About this exercise:
Every entry below is to be copied exactly, with nothing left out.
Material provided START
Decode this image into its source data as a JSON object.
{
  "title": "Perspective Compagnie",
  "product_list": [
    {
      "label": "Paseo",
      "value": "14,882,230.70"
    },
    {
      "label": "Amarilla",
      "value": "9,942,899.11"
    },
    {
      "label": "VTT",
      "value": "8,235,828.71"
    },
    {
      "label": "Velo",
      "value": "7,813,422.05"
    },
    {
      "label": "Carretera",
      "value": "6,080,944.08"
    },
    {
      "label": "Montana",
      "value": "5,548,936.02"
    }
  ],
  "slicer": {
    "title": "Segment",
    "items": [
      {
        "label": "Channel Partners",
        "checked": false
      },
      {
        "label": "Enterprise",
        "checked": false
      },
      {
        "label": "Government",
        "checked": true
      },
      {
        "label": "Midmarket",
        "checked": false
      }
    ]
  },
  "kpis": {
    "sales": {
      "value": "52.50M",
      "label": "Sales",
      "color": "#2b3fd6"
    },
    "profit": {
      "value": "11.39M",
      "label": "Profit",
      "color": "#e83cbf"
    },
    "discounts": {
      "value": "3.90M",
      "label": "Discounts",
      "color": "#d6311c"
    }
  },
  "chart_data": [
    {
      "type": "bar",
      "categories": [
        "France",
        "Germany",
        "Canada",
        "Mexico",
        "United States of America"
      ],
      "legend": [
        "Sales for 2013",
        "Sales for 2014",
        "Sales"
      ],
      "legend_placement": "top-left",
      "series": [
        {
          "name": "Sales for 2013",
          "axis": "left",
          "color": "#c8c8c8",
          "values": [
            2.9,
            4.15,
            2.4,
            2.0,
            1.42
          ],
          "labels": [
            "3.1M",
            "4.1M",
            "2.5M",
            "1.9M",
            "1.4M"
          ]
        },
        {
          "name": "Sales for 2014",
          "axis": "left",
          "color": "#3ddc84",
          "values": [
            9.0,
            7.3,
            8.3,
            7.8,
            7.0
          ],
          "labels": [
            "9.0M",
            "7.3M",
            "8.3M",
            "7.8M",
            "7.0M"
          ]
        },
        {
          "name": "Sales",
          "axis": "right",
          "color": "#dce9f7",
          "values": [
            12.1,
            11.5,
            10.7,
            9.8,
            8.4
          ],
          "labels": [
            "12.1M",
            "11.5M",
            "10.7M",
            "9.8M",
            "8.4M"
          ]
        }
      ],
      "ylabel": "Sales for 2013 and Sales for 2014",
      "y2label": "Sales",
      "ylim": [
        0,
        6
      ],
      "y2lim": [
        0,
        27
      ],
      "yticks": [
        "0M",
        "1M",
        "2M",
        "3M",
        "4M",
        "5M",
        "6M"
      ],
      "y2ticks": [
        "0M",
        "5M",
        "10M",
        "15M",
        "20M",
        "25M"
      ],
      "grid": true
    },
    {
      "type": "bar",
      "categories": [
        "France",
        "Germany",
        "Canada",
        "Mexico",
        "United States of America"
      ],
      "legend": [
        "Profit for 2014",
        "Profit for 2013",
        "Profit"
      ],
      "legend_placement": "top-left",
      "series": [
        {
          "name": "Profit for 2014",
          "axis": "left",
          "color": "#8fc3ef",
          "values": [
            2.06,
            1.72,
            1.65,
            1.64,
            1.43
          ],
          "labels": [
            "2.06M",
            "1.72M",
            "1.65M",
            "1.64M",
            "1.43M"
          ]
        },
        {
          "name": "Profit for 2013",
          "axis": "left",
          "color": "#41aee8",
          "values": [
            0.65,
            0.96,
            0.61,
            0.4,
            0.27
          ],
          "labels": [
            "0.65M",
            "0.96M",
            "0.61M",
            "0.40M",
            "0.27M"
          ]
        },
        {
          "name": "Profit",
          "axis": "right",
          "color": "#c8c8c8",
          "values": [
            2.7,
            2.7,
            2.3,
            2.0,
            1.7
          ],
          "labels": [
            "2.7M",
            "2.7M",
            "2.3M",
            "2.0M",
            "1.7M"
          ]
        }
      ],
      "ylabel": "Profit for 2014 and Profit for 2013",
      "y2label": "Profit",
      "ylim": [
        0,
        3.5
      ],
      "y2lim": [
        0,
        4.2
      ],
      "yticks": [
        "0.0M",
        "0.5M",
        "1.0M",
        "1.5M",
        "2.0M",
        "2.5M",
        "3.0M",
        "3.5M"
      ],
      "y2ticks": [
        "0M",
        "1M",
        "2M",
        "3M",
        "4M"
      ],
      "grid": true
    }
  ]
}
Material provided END
Answer to this exercise:
Decode this image into its source data as a JSON object.
{
  "title": "Perspective Compagnie",
  "product_list": [
    {
      "label": "Paseo",
      "value": "14,882,230.70"
    },
    {
      "label": "Amarilla",
      "value": "9,942,899.11"
    },
    {
      "label": "VTT",
      "value": "8,235,828.71"
    },
    {
      "label": "Velo",
      "value": "7,813,422.05"
    },
    {
      "label": "Carretera",
      "value": "6,080,944.08"
    },
    {
      "label": "Montana",
      "value": "5,548,936.02"
    }
  ],
  "slicer": {
    "title": "Segment",
    "items": [
      {
        "label": "Channel Partners",
        "checked": false
      },
      {
        "label": "Enterprise",
        "checked": false
      },
      {
        "label": "Government",
        "checked": true
      },
      {
        "label": "Midmarket",
        "checked": false
      }
    ]
  },
  "kpis": {
    "sales": {
      "value": "52.50M",
      "label": "Sales",
      "color": "#2b3fd6"
    },
    "profit": {
      "value": "11.39M",
      "label": "Profit",
      "color": "#e83cbf"
    },
    "discounts": {
      "value": "3.90M",
      "label": "Discounts",
      "color": "#d6311c"
    }
  },
  "chart_data": [
    {
      "type": "bar",
      "categories": [
        "France",
        "Germany",
        "Canada",
        "Mexico",
        "United States of America"
      ],
      "legend": [
        "Sales for 2013",
        "Sales for 2014",
        "Sales"
      ],
      "legend_placement": "top-left",
      "series": [
        {
          "name": "Sales for 2013",
          "axis": "left",
          "color": "#c8c8c8",
          "values": [
            2.9,
            4.15,
            2.4,
            2.0,
            1.42
          ],
          "labels": [
            "3.1M",
            "4.1M",
            "2.5M",
            "1.9M",
            "1.4M"
          ]
        },
        {
          "name": "Sales for 2014",
          "axis": "left",
          "color": "#3ddc84",
          "values": [
            9.0,
            7.3,
            8.3,
            7.8,
            7.0
          ],
          "labels": [
            "9.0M",
            "7.3M",
            "8.3M",
            "7.8M",
            "7.0M"
          ]
        },
        {
          "name": "Sales",
          "axis": "right",
          "color": "#dce9f7",
          "values": [
            12.1,
            11.5,
            10.7,
            9.8,
            8.4
          ],
          "labels": [
            "12.1M",
            "11.5M",
            "10.7M",
            "9.8M",
            "8.4M"
          ]
        }
      ],
      "ylabel": "Sales for 2013 and Sales for 2014",
      "y2label": "Sales",
      "ylim": [
        0,
        6
      ],
      "y2lim": [
        0,
        27
      ],
      "yticks": [
        "0M",
        "1M",
        "2M",
        "3M",
        "4M",
        "5M",
        "6M"
      ],
      "y2ticks": [
        "0M",
        "5M",
        "10M",
        "15M",
        "20M",
        "25M"
      ],
      "grid": true
    },
    {
      "type": "bar",
      "categories": [
        "France",
        "Germany",
        "Canada",
        "Mexico",
        "United States of America"
      ],
      "legend": [
        "Profit for 2014",
        "Profit for 2013",
        "Profit"
      ],
      "legend_placement": "top-left",
      "series": [
        {
          "name": "Profit for 2014",
          "axis": "left",
          "color": "#8fc3ef",
          "values": [
            2.06,
            1.72,
            1.65,
            1.64,
            1.43
          ],
          "labels": [
            "2.06M",
            "1.72M",
            "1.65M",
            "1.64M",
            "1.43M"
          ]
        },
        {
          "name": "Profit for 2013",
          "axis": "left",
          "color": "#41aee8",
          "values": [
            0.65,
            0.96,
            0.61,
            0.4,
            0.27
          ],
          "labels": [
            "0.65M",
            "0.96M",
            "0.61M",
            "0.40M",
            "0.27M"
          ]
        },
        {
          "name": "Profit",
          "axis": "right",
          "color": "#c8c8c8",
          "values": [
            2.7,
            2.7,
            2.3,
            2.0,
            1.7
          ],
          "labels": [
            "2.7M",
            "2.7M",
            "2.3M",
            "2.0M",
            "1.7M"
          ]
        }
      ],
      "ylabel": "Profit for 2014 and Profit for 2013",
      "y2label": "Profit",
      "ylim": [
        0,
        3.5
      ],
      "y2lim": [
        0,
        4.2
      ],
      "yticks": [
        "0.0M",
        "0.5M",
        "1.0M",
        "1.5M",
        "2.0M",
        "2.5M",
        "3.0M",
        "3.5M"
      ],
      "y2ticks": [
        "0M",
        "1M",
        "2M",
        "3M",
        "4M"
      ],
      "grid": true
    }
  ]
}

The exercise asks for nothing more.